Last week, I had the privilege of watching my son compete at the YMCA national long course swim meet in Maryland. I spent hours watching hundreds of athletic teenage bodies on the swim deck competing at an elite level. These swimmers are muscular fine-tuned machines! As I watched them, I was struck by the jarring contrast between these kids and the residents of my grandmother’s nursing home. Once young and active and muscular, many of them struggle even to stand up. And the bad news is, if you’re over 30 years old, you’ve likely already begun to lose some of that beautiful, youthful muscle.
Age-related muscle loss, called sarcopenia, is a part of the aging process. After age 30, adults begin to lose as much as 3% to 5% of their muscle mass per decade. Without intervention, it can lead to a loss of 50% of muscle by 70 years old! Sarcopenia sufferers have trouble performing the basic functions of life like walking up stairs and getting up from a chair. They experience loss of mobility and balance and can ultimately face a shortened life expectancy.
Thankfully, sarcopenia is preventable!
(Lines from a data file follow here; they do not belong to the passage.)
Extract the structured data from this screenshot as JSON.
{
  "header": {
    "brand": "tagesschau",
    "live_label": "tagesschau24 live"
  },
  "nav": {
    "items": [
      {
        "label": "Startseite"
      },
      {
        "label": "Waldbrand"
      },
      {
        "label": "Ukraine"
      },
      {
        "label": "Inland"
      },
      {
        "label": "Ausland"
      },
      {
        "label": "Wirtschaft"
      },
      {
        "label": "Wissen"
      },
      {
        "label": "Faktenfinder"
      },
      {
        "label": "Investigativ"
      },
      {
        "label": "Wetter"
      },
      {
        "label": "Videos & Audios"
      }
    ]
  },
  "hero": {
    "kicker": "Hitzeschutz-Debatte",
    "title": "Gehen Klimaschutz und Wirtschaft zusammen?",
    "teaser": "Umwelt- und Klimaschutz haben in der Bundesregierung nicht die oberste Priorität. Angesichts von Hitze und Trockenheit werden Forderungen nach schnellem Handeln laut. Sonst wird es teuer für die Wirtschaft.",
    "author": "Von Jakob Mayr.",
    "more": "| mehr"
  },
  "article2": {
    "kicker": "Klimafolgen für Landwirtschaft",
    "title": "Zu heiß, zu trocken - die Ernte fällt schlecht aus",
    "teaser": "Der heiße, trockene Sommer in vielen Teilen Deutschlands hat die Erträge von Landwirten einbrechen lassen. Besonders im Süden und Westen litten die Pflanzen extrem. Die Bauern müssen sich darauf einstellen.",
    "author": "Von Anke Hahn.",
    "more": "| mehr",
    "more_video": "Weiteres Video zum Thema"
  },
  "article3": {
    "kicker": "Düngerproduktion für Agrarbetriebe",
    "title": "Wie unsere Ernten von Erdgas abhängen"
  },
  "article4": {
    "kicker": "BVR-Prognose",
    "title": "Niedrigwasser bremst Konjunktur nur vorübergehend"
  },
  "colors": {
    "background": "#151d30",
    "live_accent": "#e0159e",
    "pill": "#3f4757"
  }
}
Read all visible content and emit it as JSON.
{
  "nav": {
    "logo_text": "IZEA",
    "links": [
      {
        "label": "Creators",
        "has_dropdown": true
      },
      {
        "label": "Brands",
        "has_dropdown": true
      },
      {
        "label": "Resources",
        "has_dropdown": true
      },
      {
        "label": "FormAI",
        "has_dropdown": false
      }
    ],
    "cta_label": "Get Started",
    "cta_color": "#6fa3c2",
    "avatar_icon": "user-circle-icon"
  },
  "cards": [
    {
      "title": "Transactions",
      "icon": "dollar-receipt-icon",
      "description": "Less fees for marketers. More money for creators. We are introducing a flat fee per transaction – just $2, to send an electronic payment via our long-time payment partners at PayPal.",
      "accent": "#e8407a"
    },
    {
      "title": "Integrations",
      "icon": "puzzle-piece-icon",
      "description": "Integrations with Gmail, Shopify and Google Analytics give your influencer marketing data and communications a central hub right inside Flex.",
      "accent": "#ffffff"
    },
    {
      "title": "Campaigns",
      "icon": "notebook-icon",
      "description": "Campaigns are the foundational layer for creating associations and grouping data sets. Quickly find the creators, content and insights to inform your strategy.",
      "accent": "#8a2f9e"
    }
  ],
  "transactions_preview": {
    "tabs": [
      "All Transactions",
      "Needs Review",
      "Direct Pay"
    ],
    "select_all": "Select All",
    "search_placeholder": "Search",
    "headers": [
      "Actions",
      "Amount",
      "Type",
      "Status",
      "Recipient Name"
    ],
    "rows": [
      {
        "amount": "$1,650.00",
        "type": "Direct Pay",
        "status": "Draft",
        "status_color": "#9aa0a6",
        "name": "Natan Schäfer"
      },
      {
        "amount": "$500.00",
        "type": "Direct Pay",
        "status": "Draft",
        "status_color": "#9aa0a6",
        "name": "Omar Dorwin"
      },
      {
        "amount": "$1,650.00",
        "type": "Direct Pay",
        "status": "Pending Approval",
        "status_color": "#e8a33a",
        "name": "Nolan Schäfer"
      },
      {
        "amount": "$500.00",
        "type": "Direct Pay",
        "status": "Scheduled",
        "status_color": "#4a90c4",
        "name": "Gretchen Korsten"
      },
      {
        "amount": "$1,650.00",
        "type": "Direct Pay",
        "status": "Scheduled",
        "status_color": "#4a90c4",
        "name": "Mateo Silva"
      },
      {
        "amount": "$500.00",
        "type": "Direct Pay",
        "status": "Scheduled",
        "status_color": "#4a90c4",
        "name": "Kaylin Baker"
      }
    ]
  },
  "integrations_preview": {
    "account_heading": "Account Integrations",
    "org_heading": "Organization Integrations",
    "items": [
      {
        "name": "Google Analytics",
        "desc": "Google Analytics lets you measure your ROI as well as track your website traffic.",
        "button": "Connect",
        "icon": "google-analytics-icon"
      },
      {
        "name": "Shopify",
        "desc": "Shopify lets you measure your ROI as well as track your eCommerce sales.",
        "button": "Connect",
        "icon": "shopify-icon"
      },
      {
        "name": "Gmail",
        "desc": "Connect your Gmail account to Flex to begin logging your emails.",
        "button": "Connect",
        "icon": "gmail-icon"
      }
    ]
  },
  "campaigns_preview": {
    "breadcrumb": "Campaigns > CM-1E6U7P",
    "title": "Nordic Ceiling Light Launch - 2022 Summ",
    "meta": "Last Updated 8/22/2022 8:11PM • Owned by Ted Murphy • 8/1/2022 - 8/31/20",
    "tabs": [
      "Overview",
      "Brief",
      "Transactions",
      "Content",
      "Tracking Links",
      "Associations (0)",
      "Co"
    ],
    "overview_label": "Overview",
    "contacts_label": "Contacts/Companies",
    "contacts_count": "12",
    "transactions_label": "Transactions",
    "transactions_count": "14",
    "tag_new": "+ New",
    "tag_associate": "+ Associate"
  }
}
According to Dr. Thomas W. Storer at Brigham and Women's Hospital. "It takes work, dedication, and a plan, but it is never too late to rebuild muscle and maintain it." Here are two things you can incorporate into your life right now to help you gain or maintain muscle mass.
Make (more) muscles!
Staying active is critical! Resistance training (RT), in particular, will help build muscle, even if started later at an advanced age. In a study cited by Howstuffoworks.com, older adults who participated in RT for 45 minutes three times a week saw an average increase of 32 percent for muscle fiber and a 30 percent increase in strength in just 12 weeks. In another study focused on building lower body strength of 32 60+ year old men, the Journal of Physical Therapy Science found that Pilates exercises (a form of RT you know I was going to mention!) led to significant improvement in all exercises they tested for strength of knee extensors and flexors, postural balance and aspects of the health-related quality of life of older adults!
Feed those Muscles
Studies suggest that older adults need even more protein than younger adults because their bodies don’t convert protein into muscle as efficiently as they did when they were younger. How much protein is enough? Several sources suggest 1.0 - 1.5 g/kg protein per day spread throughout the day in meals of
25-30 grams of protein each is ideal for preventing sarcopenia. That means someone weighting 150 lbs should be eating 68 – 102 grams of protein daily. Check out your own diet to see how much protein you’re eating. If you’re like me, you’ll be shocked to discover it is much less than what is recommended.
Maintaining muscle now is much easier than trying to build it when you’re older. So what are you waiting for? Get moving today to help keep strong and healthy for tomorrow!